* **THE TASK**
Write back every entry exactly as it reads, with the pictures left behind.

(Component data from apps and pages)
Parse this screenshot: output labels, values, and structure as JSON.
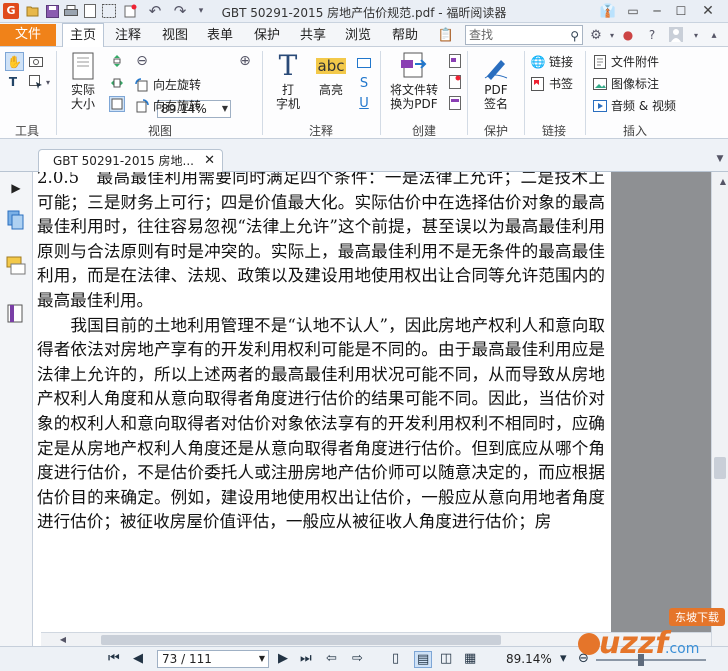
{
  "app": {
    "window_title": "GBT 50291-2015 房地产估价规范.pdf - 福昕阅读器",
    "accent_color": "#f08219"
  },
  "menu": {
    "file": "文件",
    "tabs": [
      "主页",
      "注释",
      "视图",
      "表单",
      "保护",
      "共享",
      "浏览",
      "帮助"
    ],
    "active_tab": "主页",
    "search_placeholder": "查找"
  },
  "ribbon": {
    "tools_group": "工具",
    "view_group": "视图",
    "comment_group": "注释",
    "create_group": "创建",
    "protect_group": "保护",
    "link_group": "链接",
    "insert_group": "插入",
    "actual_size": "实际\n大小",
    "zoom_value": "89.14%",
    "rotate_left": "向左旋转",
    "rotate_right": "向右旋转",
    "typewriter": "打\n字机",
    "highlight": "高亮",
    "abc": "abc",
    "convert_pdf": "将文件转\n换为PDF",
    "pdf_sign": "PDF\n签名",
    "link": "链接",
    "bookmark": "书签",
    "file_attach": "文件附件",
    "image_annot": "图像标注",
    "audio_video": "音频 & 视频"
  },
  "doc_tab": {
    "title": "GBT 50291-2015 房地..."
  },
  "document": {
    "paragraphs": [
      "2.0.5　最高最佳利用需要同时满足四个条件：一是法律上允许；二是技术上可能；三是财务上可行；四是价值最大化。实际估价中在选择估价对象的最高最佳利用时，往往容易忽视“法律上允许”这个前提，甚至误以为最高最佳利用原则与合法原则有时是冲突的。实际上，最高最佳利用不是无条件的最高最佳利用，而是在法律、法规、政策以及建设用地使用权出让合同等允许范围内的最高最佳利用。",
      "　　我国目前的土地利用管理不是“认地不认人”，因此房地产权利人和意向取得者依法对房地产享有的开发利用权利可能是不同的。由于最高最佳利用应是法律上允许的，所以上述两者的最高最佳利用状况可能不同，从而导致从房地产权利人角度和从意向取得者角度进行估价的结果可能不同。因此，当估价对象的权利人和意向取得者对估价对象依法享有的开发利用权利不相同时，应确定是从房地产权利人角度还是从意向取得者角度进行估价。但到底应从哪个角度进行估价，不是估价委托人或注册房地产估价师可以随意决定的，而应根据估价目的来确定。例如，建设用地使用权出让估价，一般应从意向用地者角度进行估价；被征收房屋价值评估，一般应从被征收人角度进行估价；房"
    ]
  },
  "status": {
    "page_indicator": "73 / 111",
    "zoom": "89.14%"
  },
  "watermark": {
    "text": "uzzf",
    "suffix": ".com",
    "tag": "东坡下载"
  }
}
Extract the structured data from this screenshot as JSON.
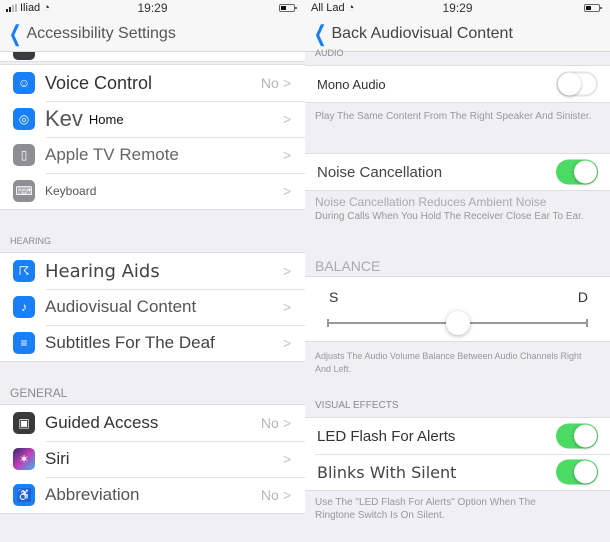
{
  "left": {
    "status": {
      "carrier": "Iliad",
      "time": "19:29"
    },
    "nav": {
      "back_label": "Accessibility Settings"
    },
    "group1": [
      {
        "label": "Voice Control",
        "value": "No",
        "icon": "voice-control-icon",
        "color": "#1a7ff6"
      },
      {
        "label": "Kev",
        "overlay": "Home",
        "icon": "home-button-icon",
        "color": "#1a7ff6"
      },
      {
        "label": "Apple TV Remote",
        "icon": "tv-remote-icon",
        "color": "#8e8e93"
      },
      {
        "label": "Keyboard",
        "icon": "keyboard-icon",
        "color": "#8e8e93"
      }
    ],
    "hearing_header": "HEARING",
    "hearing": [
      {
        "label": "Hearing Aids",
        "icon": "ear-icon",
        "color": "#1a7ff6"
      },
      {
        "label": "Audiovisual Content",
        "icon": "audiovisual-icon",
        "color": "#1a7ff6"
      },
      {
        "label": "Subtitles For The Deaf",
        "icon": "subtitles-icon",
        "color": "#1a7ff6"
      }
    ],
    "general_header": "GENERAL",
    "general": [
      {
        "label": "Guided Access",
        "value": "No",
        "icon": "lock-icon",
        "color": "#3a3a3c"
      },
      {
        "label": "Siri",
        "icon": "siri-icon",
        "color": "#5b3bb5"
      },
      {
        "label": "Abbreviation",
        "value": "No",
        "icon": "accessibility-icon",
        "color": "#1a7ff6"
      }
    ]
  },
  "right": {
    "status": {
      "carrier": "All Lad",
      "time": "19:29"
    },
    "nav": {
      "back_label": "Back Audiovisual Content"
    },
    "audio_header": "AUDIO",
    "mono_audio": {
      "label": "Mono Audio",
      "on": false
    },
    "mono_footer": "Play The Same Content From The Right Speaker And Sinister.",
    "noise": {
      "label": "Noise Cancellation",
      "on": true
    },
    "noise_footer_1": "Noise Cancellation Reduces Ambient Noise",
    "noise_footer_2": "During Calls When You Hold The Receiver Close Ear To Ear.",
    "balance_header": "BALANCE",
    "balance": {
      "left_label": "S",
      "right_label": "D",
      "value": 0.5
    },
    "balance_footer": "Adjusts The Audio Volume Balance Between Audio Channels Right And Left.",
    "visual_header": "VISUAL EFFECTS",
    "led_flash": {
      "label": "LED Flash For Alerts",
      "on": true
    },
    "blink_silent": {
      "label": "Blinks With Silent",
      "on": true
    },
    "visual_footer": "Use The \"LED Flash For Alerts\" Option When The Ringtone Switch Is On Silent."
  }
}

* **SOLUTION FOR THIS EXERCISE**
Parse this screenshot: output labels, values, and structure as JSON.
{
  "app": {
    "window_title": "GBT 50291-2015 房地产估价规范.pdf - 福昕阅读器",
    "accent_color": "#f08219"
  },
  "menu": {
    "file": "文件",
    "tabs": [
      "主页",
      "注释",
      "视图",
      "表单",
      "保护",
      "共享",
      "浏览",
      "帮助"
    ],
    "active_tab": "主页",
    "search_placeholder": "查找"
  },
  "ribbon": {
    "tools_group": "工具",
    "view_group": "视图",
    "comment_group": "注释",
    "create_group": "创建",
    "protect_group": "保护",
    "link_group": "链接",
    "insert_group": "插入",
    "actual_size": "实际\n大小",
    "zoom_value": "89.14%",
    "rotate_left": "向左旋转",
    "rotate_right": "向右旋转",
    "typewriter": "打\n字机",
    "highlight": "高亮",
    "abc": "abc",
    "convert_pdf": "将文件转\n换为PDF",
    "pdf_sign": "PDF\n签名",
    "link": "链接",
    "bookmark": "书签",
    "file_attach": "文件附件",
    "image_annot": "图像标注",
    "audio_video": "音频 & 视频"
  },
  "doc_tab": {
    "title": "GBT 50291-2015 房地..."
  },
  "document": {
    "paragraphs": [
      "2.0.5　最高最佳利用需要同时满足四个条件：一是法律上允许；二是技术上可能；三是财务上可行；四是价值最大化。实际估价中在选择估价对象的最高最佳利用时，往往容易忽视“法律上允许”这个前提，甚至误以为最高最佳利用原则与合法原则有时是冲突的。实际上，最高最佳利用不是无条件的最高最佳利用，而是在法律、法规、政策以及建设用地使用权出让合同等允许范围内的最高最佳利用。",
      "　　我国目前的土地利用管理不是“认地不认人”，因此房地产权利人和意向取得者依法对房地产享有的开发利用权利可能是不同的。由于最高最佳利用应是法律上允许的，所以上述两者的最高最佳利用状况可能不同，从而导致从房地产权利人角度和从意向取得者角度进行估价的结果可能不同。因此，当估价对象的权利人和意向取得者对估价对象依法享有的开发利用权利不相同时，应确定是从房地产权利人角度还是从意向取得者角度进行估价。但到底应从哪个角度进行估价，不是估价委托人或注册房地产估价师可以随意决定的，而应根据估价目的来确定。例如，建设用地使用权出让估价，一般应从意向用地者角度进行估价；被征收房屋价值评估，一般应从被征收人角度进行估价；房"
    ]
  },
  "status": {
    "page_indicator": "73 / 111",
    "zoom": "89.14%"
  },
  "watermark": {
    "text": "uzzf",
    "suffix": ".com",
    "tag": "东坡下载"
  }
}
Extract the structured data from this screenshot as JSON.
{
  "left": {
    "status": {
      "carrier": "Iliad",
      "time": "19:29"
    },
    "nav": {
      "back_label": "Accessibility Settings"
    },
    "group1": [
      {
        "label": "Voice Control",
        "value": "No",
        "icon": "voice-control-icon",
        "color": "#1a7ff6"
      },
      {
        "label": "Kev",
        "overlay": "Home",
        "icon": "home-button-icon",
        "color": "#1a7ff6"
      },
      {
        "label": "Apple TV Remote",
        "icon": "tv-remote-icon",
        "color": "#8e8e93"
      },
      {
        "label": "Keyboard",
        "icon": "keyboard-icon",
        "color": "#8e8e93"
      }
    ],
    "hearing_header": "HEARING",
    "hearing": [
      {
        "label": "Hearing Aids",
        "icon": "ear-icon",
        "color": "#1a7ff6"
      },
      {
        "label": "Audiovisual Content",
        "icon": "audiovisual-icon",
        "color": "#1a7ff6"
      },
      {
        "label": "Subtitles For The Deaf",
        "icon": "subtitles-icon",
        "color": "#1a7ff6"
      }
    ],
    "general_header": "GENERAL",
    "general": [
      {
        "label": "Guided Access",
        "value": "No",
        "icon": "lock-icon",
        "color": "#3a3a3c"
      },
      {
        "label": "Siri",
        "icon": "siri-icon",
        "color": "#5b3bb5"
      },
      {
        "label": "Abbreviation",
        "value": "No",
        "icon": "accessibility-icon",
        "color": "#1a7ff6"
      }
    ]
  },
  "right": {
    "status": {
      "carrier": "All Lad",
      "time": "19:29"
    },
    "nav": {
      "back_label": "Back Audiovisual Content"
    },
    "audio_header": "AUDIO",
    "mono_audio": {
      "label": "Mono Audio",
      "on": false
    },
    "mono_footer": "Play The Same Content From The Right Speaker And Sinister.",
    "noise": {
      "label": "Noise Cancellation",
      "on": true
    },
    "noise_footer_1": "Noise Cancellation Reduces Ambient Noise",
    "noise_footer_2": "During Calls When You Hold The Receiver Close Ear To Ear.",
    "balance_header": "BALANCE",
    "balance": {
      "left_label": "S",
      "right_label": "D",
      "value": 0.5
    },
    "balance_footer": "Adjusts The Audio Volume Balance Between Audio Channels Right And Left.",
    "visual_header": "VISUAL EFFECTS",
    "led_flash": {
      "label": "LED Flash For Alerts",
      "on": true
    },
    "blink_silent": {
      "label": "Blinks With Silent",
      "on": true
    },
    "visual_footer": "Use The \"LED Flash For Alerts\" Option When The Ringtone Switch Is On Silent."
  }
}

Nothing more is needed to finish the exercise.